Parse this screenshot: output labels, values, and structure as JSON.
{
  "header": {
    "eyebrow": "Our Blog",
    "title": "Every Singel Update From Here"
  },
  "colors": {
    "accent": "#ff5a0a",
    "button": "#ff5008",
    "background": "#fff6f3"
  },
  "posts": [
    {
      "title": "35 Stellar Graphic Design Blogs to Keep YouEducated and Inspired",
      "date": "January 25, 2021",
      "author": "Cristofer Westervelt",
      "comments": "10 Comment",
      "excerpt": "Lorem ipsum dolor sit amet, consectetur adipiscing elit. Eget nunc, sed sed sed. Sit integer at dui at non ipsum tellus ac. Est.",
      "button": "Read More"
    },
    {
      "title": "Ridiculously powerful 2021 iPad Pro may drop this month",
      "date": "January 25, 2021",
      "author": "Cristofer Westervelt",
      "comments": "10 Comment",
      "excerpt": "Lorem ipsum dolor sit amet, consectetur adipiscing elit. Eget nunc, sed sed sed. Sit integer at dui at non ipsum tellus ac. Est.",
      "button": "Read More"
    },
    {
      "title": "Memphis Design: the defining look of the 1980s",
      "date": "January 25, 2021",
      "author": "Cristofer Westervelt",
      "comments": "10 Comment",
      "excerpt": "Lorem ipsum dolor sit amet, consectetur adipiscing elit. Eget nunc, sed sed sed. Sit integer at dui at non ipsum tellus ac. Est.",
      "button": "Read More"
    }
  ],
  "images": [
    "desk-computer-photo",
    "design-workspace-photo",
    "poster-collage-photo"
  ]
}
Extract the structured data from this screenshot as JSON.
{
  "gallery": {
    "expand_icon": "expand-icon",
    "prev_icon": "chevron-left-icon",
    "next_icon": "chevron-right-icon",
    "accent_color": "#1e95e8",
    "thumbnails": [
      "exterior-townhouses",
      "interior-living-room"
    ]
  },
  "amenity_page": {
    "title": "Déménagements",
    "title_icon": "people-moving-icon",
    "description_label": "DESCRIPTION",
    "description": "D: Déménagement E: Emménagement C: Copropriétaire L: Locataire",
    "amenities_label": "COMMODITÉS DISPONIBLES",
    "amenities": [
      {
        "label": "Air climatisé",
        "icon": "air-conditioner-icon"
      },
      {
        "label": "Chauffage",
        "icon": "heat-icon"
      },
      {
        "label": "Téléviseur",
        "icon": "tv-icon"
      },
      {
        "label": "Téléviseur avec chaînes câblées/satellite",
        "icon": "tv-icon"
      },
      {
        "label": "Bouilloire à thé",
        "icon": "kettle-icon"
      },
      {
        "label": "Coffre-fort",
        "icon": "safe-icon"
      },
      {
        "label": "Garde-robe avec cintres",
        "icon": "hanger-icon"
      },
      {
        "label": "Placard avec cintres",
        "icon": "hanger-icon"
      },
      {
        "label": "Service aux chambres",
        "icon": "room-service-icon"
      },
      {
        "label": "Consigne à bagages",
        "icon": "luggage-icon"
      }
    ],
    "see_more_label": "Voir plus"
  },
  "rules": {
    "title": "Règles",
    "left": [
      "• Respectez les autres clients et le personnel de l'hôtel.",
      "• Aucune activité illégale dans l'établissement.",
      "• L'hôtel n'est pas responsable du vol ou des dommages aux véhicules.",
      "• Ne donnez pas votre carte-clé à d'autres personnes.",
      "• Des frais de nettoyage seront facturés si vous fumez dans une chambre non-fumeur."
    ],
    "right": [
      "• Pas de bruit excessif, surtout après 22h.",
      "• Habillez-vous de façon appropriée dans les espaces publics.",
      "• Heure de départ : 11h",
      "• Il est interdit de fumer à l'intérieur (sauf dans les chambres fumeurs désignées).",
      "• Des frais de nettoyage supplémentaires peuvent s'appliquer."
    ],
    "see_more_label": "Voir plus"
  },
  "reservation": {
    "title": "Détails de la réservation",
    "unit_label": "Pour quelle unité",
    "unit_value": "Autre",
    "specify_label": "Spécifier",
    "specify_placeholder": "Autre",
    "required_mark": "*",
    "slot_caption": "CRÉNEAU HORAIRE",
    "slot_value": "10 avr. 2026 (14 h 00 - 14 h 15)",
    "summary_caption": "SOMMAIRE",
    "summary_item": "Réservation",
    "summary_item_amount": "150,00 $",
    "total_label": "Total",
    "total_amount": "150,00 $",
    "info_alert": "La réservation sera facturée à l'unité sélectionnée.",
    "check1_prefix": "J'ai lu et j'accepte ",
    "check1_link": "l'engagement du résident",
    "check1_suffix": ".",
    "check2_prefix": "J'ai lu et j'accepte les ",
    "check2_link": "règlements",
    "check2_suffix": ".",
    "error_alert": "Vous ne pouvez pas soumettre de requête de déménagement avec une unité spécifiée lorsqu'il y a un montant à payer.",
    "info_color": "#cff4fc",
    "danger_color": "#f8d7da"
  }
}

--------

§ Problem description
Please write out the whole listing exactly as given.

§ Worked solution
Parse this screenshot: output labels, values, and structure as JSON.
{
  "header": {
    "eyebrow": "Our Blog",
    "title": "Every Singel Update From Here"
  },
  "colors": {
    "accent": "#ff5a0a",
    "button": "#ff5008",
    "background": "#fff6f3"
  },
  "posts": [
    {
      "title": "35 Stellar Graphic Design Blogs to Keep YouEducated and Inspired",
      "date": "January 25, 2021",
      "author": "Cristofer Westervelt",
      "comments": "10 Comment",
      "excerpt": "Lorem ipsum dolor sit amet, consectetur adipiscing elit. Eget nunc, sed sed sed. Sit integer at dui at non ipsum tellus ac. Est.",
      "button": "Read More"
    },
    {
      "title": "Ridiculously powerful 2021 iPad Pro may drop this month",
      "date": "January 25, 2021",
      "author": "Cristofer Westervelt",
      "comments": "10 Comment",
      "excerpt": "Lorem ipsum dolor sit amet, consectetur adipiscing elit. Eget nunc, sed sed sed. Sit integer at dui at non ipsum tellus ac. Est.",
      "button": "Read More"
    },
    {
      "title": "Memphis Design: the defining look of the 1980s",
      "date": "January 25, 2021",
      "author": "Cristofer Westervelt",
      "comments": "10 Comment",
      "excerpt": "Lorem ipsum dolor sit amet, consectetur adipiscing elit. Eget nunc, sed sed sed. Sit integer at dui at non ipsum tellus ac. Est.",
      "button": "Read More"
    }
  ],
  "images": [
    "desk-computer-photo",
    "design-workspace-photo",
    "poster-collage-photo"
  ]
}
Extract the structured data from this screenshot as JSON.
{
  "gallery": {
    "expand_icon": "expand-icon",
    "prev_icon": "chevron-left-icon",
    "next_icon": "chevron-right-icon",
    "accent_color": "#1e95e8",
    "thumbnails": [
      "exterior-townhouses",
      "interior-living-room"
    ]
  },
  "amenity_page": {
    "title": "Déménagements",
    "title_icon": "people-moving-icon",
    "description_label": "DESCRIPTION",
    "description": "D: Déménagement E: Emménagement C: Copropriétaire L: Locataire",
    "amenities_label": "COMMODITÉS DISPONIBLES",
    "amenities": [
      {
        "label": "Air climatisé",
        "icon": "air-conditioner-icon"
      },
      {
        "label": "Chauffage",
        "icon": "heat-icon"
      },
      {
        "label": "Téléviseur",
        "icon": "tv-icon"
      },
      {
        "label": "Téléviseur avec chaînes câblées/satellite",
        "icon": "tv-icon"
      },
      {
        "label": "Bouilloire à thé",
        "icon": "kettle-icon"
      },
      {
        "label": "Coffre-fort",
        "icon": "safe-icon"
      },
      {
        "label": "Garde-robe avec cintres",
        "icon": "hanger-icon"
      },
      {
        "label": "Placard avec cintres",
        "icon": "hanger-icon"
      },
      {
        "label": "Service aux chambres",
        "icon": "room-service-icon"
      },
      {
        "label": "Consigne à bagages",
        "icon": "luggage-icon"
      }
    ],
    "see_more_label": "Voir plus"
  },
  "rules": {
    "title": "Règles",
    "left": [
      "• Respectez les autres clients et le personnel de l'hôtel.",
      "• Aucune activité illégale dans l'établissement.",
      "• L'hôtel n'est pas responsable du vol ou des dommages aux véhicules.",
      "• Ne donnez pas votre carte-clé à d'autres personnes.",
      "• Des frais de nettoyage seront facturés si vous fumez dans une chambre non-fumeur."
    ],
    "right": [
      "• Pas de bruit excessif, surtout après 22h.",
      "• Habillez-vous de façon appropriée dans les espaces publics.",
      "• Heure de départ : 11h",
      "• Il est interdit de fumer à l'intérieur (sauf dans les chambres fumeurs désignées).",
      "• Des frais de nettoyage supplémentaires peuvent s'appliquer."
    ],
    "see_more_label": "Voir plus"
  },
  "reservation": {
    "title": "Détails de la réservation",
    "unit_label": "Pour quelle unité",
    "unit_value": "Autre",
    "specify_label": "Spécifier",
    "specify_placeholder": "Autre",
    "required_mark": "*",
    "slot_caption": "CRÉNEAU HORAIRE",
    "slot_value": "10 avr. 2026 (14 h 00 - 14 h 15)",
    "summary_caption": "SOMMAIRE",
    "summary_item": "Réservation",
    "summary_item_amount": "150,00 $",
    "total_label": "Total",
    "total_amount": "150,00 $",
    "info_alert": "La réservation sera facturée à l'unité sélectionnée.",
    "check1_prefix": "J'ai lu et j'accepte ",
    "check1_link": "l'engagement du résident",
    "check1_suffix": ".",
    "check2_prefix": "J'ai lu et j'accepte les ",
    "check2_link": "règlements",
    "check2_suffix": ".",
    "error_alert": "Vous ne pouvez pas soumettre de requête de déménagement avec une unité spécifiée lorsqu'il y a un montant à payer.",
    "info_color": "#cff4fc",
    "danger_color": "#f8d7da"
  }
}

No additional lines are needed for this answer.